++++ Supplied data ++++

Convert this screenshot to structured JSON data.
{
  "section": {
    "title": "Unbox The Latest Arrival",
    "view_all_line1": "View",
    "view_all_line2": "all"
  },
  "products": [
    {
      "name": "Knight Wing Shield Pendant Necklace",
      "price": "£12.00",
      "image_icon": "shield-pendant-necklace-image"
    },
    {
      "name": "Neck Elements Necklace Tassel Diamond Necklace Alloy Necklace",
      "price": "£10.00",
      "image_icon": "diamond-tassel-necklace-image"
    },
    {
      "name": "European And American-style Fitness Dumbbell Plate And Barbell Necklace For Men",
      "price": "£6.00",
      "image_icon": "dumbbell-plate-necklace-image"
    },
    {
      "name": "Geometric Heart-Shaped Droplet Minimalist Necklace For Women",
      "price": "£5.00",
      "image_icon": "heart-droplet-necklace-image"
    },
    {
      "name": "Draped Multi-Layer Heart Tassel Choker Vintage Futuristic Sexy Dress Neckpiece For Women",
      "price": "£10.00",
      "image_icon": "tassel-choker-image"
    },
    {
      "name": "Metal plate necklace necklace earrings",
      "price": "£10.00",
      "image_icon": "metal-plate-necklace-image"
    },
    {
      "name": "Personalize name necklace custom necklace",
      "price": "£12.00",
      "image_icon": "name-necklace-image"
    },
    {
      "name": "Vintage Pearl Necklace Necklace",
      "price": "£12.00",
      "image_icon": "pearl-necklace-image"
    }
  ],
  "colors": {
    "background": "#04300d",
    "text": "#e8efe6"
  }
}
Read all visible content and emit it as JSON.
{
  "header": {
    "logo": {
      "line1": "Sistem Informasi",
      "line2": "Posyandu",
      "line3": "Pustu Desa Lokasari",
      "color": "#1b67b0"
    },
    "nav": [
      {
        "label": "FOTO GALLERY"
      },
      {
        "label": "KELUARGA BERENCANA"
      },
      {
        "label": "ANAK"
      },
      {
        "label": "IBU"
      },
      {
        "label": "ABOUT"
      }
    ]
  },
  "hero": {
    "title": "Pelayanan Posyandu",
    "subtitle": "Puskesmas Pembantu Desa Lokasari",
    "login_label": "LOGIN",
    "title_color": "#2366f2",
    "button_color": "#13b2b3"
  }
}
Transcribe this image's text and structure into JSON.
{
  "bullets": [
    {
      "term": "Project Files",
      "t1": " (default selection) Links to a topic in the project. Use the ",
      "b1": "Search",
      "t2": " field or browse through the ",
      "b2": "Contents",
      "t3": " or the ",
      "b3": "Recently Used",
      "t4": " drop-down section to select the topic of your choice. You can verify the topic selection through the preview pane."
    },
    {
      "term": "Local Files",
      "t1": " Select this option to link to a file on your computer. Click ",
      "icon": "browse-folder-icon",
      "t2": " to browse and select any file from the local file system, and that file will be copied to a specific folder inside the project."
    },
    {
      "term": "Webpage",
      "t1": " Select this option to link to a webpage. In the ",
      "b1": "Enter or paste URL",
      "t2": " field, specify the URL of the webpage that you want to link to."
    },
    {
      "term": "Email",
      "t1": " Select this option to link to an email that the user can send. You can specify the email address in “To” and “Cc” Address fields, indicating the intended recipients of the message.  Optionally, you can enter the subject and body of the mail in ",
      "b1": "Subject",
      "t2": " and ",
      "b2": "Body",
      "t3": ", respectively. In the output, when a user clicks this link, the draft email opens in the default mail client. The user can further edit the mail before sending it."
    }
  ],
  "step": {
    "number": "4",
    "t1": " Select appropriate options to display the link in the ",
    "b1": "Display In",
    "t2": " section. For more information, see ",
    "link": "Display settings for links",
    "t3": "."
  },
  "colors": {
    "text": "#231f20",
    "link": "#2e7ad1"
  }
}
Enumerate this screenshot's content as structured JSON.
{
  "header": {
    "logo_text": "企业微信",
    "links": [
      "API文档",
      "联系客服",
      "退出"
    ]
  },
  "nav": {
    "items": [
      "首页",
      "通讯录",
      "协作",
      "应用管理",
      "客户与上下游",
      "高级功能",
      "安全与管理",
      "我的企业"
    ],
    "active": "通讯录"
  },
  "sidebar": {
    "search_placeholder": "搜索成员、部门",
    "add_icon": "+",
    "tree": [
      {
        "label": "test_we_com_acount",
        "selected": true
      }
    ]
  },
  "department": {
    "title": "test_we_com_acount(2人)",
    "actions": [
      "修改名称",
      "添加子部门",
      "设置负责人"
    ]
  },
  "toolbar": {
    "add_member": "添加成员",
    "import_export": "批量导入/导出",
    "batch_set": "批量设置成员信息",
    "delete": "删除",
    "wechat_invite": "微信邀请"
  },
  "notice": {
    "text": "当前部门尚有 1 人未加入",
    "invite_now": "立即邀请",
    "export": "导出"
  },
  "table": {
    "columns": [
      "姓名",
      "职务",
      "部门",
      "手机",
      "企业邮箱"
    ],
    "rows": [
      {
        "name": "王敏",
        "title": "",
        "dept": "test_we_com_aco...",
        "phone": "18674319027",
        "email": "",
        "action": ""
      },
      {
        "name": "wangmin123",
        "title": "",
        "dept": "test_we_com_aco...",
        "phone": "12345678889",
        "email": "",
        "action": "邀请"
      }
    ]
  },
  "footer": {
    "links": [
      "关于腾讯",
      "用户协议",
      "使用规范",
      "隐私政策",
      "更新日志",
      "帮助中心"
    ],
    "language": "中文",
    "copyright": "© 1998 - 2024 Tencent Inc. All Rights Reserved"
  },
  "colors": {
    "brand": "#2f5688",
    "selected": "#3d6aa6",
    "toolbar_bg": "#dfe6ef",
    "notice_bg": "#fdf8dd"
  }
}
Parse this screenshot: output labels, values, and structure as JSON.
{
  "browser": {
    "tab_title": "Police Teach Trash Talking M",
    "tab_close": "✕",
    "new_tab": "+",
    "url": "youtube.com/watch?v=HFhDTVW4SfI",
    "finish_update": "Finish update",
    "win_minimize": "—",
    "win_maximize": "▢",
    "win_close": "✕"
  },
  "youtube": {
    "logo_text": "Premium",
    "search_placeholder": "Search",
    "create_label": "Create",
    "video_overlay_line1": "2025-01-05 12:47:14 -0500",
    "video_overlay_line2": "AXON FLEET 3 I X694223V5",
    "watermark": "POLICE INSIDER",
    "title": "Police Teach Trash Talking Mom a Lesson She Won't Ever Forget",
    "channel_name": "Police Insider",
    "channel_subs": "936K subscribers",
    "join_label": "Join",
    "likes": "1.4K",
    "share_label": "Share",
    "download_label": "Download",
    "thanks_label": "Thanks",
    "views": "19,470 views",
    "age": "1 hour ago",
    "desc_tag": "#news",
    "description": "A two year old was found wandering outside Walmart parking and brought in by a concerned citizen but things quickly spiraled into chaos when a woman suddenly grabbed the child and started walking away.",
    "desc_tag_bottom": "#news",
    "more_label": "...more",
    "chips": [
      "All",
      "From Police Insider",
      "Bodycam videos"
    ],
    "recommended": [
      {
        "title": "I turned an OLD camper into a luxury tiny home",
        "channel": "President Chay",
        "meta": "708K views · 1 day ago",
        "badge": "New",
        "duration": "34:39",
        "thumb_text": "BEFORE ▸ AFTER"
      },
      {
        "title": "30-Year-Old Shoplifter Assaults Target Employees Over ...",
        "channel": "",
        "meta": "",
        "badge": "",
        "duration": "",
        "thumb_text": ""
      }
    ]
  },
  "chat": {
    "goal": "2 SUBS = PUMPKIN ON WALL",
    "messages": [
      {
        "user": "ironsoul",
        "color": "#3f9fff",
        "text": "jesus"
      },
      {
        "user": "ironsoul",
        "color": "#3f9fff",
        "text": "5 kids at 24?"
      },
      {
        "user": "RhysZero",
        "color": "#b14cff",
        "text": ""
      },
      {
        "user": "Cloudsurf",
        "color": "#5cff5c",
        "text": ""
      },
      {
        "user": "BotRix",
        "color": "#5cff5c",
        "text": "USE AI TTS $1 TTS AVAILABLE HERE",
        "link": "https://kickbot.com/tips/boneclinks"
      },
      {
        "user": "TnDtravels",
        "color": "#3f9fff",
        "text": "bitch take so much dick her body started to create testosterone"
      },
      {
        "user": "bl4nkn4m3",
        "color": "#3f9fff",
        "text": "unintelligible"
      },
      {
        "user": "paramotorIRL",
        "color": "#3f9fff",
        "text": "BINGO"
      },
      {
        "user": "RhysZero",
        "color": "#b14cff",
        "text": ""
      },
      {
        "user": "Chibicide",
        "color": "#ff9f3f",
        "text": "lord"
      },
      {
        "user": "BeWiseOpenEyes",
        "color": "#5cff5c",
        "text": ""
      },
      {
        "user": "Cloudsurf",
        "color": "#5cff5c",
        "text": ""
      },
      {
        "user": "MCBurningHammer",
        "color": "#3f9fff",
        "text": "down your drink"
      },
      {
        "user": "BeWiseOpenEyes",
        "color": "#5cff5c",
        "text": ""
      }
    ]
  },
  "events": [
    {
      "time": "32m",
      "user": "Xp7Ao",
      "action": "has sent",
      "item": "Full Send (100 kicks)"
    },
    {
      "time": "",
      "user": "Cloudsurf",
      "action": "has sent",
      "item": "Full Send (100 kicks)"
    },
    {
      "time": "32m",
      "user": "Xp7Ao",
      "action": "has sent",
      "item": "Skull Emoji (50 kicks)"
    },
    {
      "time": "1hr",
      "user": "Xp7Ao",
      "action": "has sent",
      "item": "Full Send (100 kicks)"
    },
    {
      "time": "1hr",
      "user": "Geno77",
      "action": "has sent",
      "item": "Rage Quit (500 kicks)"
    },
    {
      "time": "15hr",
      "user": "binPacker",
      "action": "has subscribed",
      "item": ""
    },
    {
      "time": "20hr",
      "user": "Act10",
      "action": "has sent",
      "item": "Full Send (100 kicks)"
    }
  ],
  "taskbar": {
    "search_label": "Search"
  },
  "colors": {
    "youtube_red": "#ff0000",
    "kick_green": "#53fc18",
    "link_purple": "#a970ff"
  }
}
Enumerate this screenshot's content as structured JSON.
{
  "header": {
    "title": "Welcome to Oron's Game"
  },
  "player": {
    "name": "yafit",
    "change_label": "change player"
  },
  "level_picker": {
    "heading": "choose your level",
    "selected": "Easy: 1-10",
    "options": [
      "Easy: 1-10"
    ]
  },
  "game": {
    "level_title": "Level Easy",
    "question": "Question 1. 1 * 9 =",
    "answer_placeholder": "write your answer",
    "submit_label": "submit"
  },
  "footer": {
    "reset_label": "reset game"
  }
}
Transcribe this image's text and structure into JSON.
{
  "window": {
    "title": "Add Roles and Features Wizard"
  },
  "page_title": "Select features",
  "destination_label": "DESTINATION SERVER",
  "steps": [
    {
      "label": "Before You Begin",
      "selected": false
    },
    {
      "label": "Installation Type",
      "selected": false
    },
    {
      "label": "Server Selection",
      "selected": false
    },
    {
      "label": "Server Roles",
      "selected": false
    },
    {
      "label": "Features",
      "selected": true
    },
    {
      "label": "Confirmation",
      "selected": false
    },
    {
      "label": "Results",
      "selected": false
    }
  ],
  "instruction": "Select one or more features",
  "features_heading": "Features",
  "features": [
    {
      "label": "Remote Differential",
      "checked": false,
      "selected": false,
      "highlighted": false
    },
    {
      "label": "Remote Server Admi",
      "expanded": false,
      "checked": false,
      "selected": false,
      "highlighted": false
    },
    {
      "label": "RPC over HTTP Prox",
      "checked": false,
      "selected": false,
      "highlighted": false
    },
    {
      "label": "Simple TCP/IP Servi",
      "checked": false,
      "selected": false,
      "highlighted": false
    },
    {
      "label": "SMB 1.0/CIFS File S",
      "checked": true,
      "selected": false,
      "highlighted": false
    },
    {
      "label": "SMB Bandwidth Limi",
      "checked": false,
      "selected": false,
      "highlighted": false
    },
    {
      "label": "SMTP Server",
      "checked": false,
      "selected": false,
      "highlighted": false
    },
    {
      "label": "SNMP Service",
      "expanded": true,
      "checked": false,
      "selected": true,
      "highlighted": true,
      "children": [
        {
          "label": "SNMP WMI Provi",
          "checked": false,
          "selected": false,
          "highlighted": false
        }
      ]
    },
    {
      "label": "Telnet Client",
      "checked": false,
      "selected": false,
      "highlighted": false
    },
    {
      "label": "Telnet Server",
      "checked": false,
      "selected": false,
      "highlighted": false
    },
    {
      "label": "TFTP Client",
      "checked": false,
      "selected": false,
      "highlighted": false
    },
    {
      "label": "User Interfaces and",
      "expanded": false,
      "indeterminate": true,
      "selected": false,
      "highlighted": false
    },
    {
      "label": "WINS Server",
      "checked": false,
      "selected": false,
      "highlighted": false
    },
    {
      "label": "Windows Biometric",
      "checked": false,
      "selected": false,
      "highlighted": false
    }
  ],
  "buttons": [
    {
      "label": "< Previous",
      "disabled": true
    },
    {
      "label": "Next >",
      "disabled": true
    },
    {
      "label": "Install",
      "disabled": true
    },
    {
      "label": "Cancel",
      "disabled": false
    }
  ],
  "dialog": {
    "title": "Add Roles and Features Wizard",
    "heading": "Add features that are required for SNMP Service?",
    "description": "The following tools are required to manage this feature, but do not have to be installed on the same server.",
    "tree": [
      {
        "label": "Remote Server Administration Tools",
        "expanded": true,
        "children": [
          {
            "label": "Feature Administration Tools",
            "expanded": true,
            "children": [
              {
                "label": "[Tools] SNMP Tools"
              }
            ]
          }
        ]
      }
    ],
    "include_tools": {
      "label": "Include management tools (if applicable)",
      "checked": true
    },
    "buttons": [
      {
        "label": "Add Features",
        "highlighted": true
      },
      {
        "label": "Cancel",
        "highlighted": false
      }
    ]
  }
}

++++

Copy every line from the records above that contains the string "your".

      "t4": " drop-down section to select the topic of your choice. You can verify the topic selection through the preview pane."
      "t1": " Select this option to link to a file on your computer. Click ",
        "text": "down your drink"
    "heading": "choose your level",
    "answer_placeholder": "write your answer",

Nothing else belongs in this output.